Ministry officials remain committed to concluding a contract with MBDA for the Medium Extended Air Defense System (MEADS) to replace the Patriot air and missile defence system but said there was still work to do on the MBDA proposal, as well as on how the overall project would be managed, the sources said.
Regardless of the MEADS outcome, the ministry plans to spend several hundred million euros to modernise the software and hardware of the German military's existing Patriot system, which was built by Raytheon Co, the sources said.
Coming at a time when NATO is beefing up its presence in eastern Europe due to fears of about a greater military threat from Russia, MEADS extends the coverage of protection and offers enhanced air and missile defence from a range of threats.
The delay in the MEADS project marks another setback for Defence Minister Ursula von der Leyen, who has sought to reform Germany's troubled weapons procurement process since taking office in late 2013. A second multi-billion euro programme to build a new multi-role ship has also been delayed.
Germany selected MEADS in 2015 to replace its Patriot system but it has taken far longer than expected to move forward.
Von der Leyen told Reuters in September she hoped to submit a MEADS contract to parliament for approval in the spring, which already marked a delay from the previous expectation for a contract by the end of 2016.
Then in October, sources said the proposal had come in billions of euros higher than the previous estimate of 4 billion euros ($4.2 billion) and lacked some critical details.
Ministry sources said, however, that they still expected the MEADS system to be ready for use by 2025, as planned.
"We don't want to buy a pig in a poke," one of the sources said. "We want to be sure that we have a strong general contractor on the other side that can manage the projects in the long run and achieve the goal."

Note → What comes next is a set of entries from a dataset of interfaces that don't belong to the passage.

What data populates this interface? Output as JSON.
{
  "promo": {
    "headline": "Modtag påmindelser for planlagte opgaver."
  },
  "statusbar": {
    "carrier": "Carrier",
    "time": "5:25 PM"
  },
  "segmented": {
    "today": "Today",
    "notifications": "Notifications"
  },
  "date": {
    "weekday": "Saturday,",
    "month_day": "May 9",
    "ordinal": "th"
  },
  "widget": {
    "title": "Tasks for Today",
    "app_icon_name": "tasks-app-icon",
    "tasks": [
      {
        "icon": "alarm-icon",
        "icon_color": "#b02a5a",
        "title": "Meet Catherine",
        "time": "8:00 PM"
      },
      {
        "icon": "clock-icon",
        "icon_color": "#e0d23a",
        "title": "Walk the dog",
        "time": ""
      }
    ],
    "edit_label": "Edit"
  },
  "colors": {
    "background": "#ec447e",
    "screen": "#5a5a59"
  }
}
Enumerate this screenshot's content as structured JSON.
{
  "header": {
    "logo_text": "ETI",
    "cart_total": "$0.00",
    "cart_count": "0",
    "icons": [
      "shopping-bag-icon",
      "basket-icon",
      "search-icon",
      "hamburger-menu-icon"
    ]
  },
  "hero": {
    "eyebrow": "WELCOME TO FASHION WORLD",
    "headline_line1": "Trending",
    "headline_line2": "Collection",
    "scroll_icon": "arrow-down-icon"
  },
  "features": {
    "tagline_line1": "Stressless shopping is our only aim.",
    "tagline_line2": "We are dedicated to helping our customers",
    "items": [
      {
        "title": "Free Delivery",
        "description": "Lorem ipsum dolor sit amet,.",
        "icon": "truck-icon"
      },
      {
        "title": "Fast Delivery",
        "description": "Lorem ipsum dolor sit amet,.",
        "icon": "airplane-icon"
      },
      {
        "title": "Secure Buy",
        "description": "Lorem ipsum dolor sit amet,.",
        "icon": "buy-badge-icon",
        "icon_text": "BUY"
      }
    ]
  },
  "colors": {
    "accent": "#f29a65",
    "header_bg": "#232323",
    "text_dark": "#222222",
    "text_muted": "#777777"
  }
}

MEADS was developed by MBDA, which is owned by Airbus Group, Britain's BAE Systems Plc and Italy's Leonardo Finmeccanica Spa, in a joint venture with U.S. arms maker Lockheed Martin Corp..

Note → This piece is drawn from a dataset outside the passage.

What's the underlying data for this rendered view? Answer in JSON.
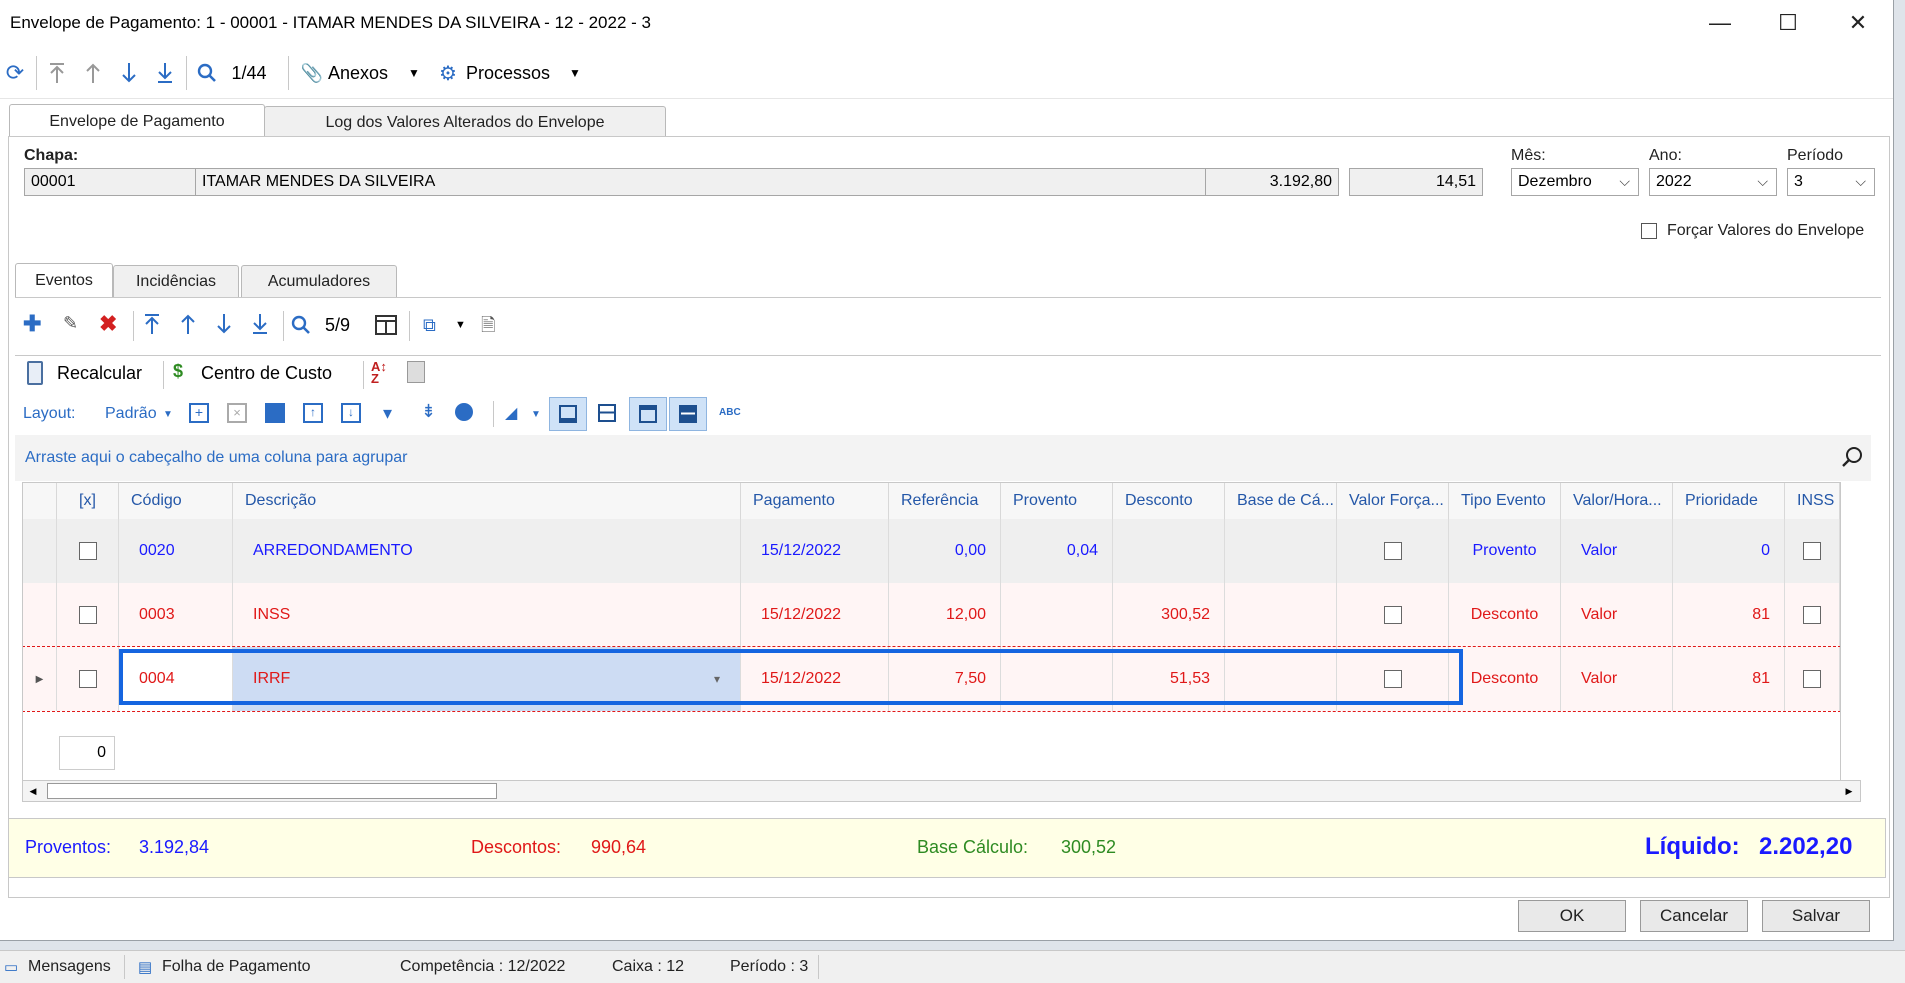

Work on the missile defence programme was initially funded by Germany, Italy and the United States but Washington dropped out of the programme several years ago.
The sources said working with MBDA had been disappointing so far, raising questions about the missile maker's ability to manage such a large project on its own and suggesting that it would be asked to give Lockheed a larger role - and more responsibility - to lower the project's risk.
Experts say the project could slip into spring 2018 given it is unlikely a contract will be approved before parliament's summer recess and it will then probably take months before a new government is constituted after federal elections on Sept. 24.
The delay also means the ministry must reprogramme 100 million euros in funding already in the 2017 budget.
Writing by Andrea Shalal; editing by Madeline Chambers and David Clarke
(Except for the headline, this story has not been edited by NDTV staff and is published from a syndicated feed.)